**Data for this task**
*-*-*

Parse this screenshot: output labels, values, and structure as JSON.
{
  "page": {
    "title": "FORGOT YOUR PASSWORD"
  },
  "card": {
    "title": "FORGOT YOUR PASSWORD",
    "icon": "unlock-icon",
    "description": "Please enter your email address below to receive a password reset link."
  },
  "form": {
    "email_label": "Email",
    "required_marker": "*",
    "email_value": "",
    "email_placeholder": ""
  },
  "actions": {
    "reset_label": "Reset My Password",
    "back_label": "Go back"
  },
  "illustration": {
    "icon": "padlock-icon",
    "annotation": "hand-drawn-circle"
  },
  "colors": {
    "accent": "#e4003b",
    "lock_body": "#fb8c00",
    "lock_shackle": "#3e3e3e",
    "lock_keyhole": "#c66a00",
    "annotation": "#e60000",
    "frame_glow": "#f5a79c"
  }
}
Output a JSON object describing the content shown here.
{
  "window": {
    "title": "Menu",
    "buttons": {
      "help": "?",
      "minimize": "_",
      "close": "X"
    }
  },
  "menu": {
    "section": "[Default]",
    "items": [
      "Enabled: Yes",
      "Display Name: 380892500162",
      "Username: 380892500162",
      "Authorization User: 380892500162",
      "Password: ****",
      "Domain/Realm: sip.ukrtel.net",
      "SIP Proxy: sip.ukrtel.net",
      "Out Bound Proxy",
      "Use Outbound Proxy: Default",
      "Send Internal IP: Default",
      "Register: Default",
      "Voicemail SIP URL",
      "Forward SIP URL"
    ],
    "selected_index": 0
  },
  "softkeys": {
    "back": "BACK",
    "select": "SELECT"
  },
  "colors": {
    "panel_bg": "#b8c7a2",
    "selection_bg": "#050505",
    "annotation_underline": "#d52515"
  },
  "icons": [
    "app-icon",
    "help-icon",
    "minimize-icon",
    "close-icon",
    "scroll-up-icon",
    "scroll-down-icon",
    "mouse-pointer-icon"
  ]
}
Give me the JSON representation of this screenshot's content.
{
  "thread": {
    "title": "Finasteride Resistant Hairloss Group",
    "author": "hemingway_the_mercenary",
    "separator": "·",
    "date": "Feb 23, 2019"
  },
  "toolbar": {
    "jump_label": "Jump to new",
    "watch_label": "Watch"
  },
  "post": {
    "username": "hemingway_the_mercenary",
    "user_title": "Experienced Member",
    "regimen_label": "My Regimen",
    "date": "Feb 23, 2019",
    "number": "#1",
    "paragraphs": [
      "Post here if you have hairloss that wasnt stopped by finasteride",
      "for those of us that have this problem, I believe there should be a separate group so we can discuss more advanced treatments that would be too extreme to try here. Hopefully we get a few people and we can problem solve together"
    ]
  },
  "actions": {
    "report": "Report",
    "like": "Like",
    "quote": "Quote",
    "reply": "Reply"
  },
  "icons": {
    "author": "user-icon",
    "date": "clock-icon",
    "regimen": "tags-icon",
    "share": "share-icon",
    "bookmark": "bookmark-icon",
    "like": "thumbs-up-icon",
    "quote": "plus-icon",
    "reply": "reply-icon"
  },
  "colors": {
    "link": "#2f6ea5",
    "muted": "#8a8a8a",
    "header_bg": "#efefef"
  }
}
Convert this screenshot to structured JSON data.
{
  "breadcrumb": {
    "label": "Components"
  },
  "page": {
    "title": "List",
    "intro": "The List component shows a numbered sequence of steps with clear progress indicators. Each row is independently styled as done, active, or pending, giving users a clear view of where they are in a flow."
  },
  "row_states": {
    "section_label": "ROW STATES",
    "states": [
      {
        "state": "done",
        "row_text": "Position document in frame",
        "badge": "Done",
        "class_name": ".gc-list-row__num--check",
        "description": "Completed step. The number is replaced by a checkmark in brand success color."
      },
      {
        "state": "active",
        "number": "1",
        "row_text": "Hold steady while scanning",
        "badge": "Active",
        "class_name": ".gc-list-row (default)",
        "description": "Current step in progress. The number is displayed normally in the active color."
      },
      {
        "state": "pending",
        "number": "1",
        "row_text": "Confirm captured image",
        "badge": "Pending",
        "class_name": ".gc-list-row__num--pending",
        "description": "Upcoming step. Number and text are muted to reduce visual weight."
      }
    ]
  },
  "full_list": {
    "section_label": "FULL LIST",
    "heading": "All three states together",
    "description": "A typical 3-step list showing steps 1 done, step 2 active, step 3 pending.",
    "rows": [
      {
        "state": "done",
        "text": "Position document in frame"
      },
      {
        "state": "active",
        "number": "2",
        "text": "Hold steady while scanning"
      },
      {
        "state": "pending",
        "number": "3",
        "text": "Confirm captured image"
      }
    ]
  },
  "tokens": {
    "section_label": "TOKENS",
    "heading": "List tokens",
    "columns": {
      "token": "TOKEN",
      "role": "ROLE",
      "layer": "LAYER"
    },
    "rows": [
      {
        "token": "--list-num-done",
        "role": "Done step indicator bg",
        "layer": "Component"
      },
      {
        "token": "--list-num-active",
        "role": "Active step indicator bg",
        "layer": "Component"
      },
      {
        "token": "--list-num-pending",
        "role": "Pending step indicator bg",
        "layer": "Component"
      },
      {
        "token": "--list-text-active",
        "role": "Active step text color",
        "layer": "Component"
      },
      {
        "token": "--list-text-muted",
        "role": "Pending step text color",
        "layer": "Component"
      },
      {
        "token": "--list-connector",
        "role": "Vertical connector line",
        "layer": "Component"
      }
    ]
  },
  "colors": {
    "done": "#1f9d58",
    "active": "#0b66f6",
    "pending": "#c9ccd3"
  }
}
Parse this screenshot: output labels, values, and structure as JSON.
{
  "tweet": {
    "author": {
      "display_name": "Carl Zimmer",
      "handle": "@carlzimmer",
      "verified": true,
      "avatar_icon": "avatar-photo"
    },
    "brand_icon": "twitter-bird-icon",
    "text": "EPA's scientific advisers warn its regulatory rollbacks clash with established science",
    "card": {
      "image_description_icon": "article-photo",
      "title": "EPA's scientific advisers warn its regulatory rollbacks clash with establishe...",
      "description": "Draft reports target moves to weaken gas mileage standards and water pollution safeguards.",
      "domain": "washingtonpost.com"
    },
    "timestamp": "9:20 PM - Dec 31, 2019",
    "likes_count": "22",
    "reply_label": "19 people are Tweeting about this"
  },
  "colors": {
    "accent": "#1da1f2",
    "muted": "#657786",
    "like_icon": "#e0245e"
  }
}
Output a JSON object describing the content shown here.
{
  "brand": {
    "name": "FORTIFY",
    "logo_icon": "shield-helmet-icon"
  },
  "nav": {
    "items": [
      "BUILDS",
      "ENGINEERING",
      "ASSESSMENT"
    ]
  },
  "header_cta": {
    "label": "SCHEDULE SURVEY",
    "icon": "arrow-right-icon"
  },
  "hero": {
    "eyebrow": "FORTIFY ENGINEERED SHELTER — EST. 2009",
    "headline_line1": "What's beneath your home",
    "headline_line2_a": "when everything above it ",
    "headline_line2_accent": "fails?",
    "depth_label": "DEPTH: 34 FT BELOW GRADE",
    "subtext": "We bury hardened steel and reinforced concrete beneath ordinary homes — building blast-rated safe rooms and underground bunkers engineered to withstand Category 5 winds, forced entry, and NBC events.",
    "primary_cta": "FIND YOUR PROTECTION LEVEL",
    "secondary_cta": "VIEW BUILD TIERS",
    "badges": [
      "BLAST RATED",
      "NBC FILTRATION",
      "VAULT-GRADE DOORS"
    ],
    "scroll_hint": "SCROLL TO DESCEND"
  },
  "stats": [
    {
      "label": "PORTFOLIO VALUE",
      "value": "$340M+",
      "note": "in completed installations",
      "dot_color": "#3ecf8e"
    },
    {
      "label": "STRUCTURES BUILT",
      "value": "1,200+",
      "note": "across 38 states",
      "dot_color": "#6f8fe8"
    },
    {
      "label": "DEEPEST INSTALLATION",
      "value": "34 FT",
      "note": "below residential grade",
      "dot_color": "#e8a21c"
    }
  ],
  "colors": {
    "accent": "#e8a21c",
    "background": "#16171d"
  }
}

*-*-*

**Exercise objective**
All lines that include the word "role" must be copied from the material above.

**Solved problem**
      "role": "ROLE",
        "role": "Done step indicator bg",
        "role": "Active step indicator bg",
        "role": "Pending step indicator bg",
        "role": "Active step text color",
        "role": "Pending step text color",
        "role": "Vertical connector line",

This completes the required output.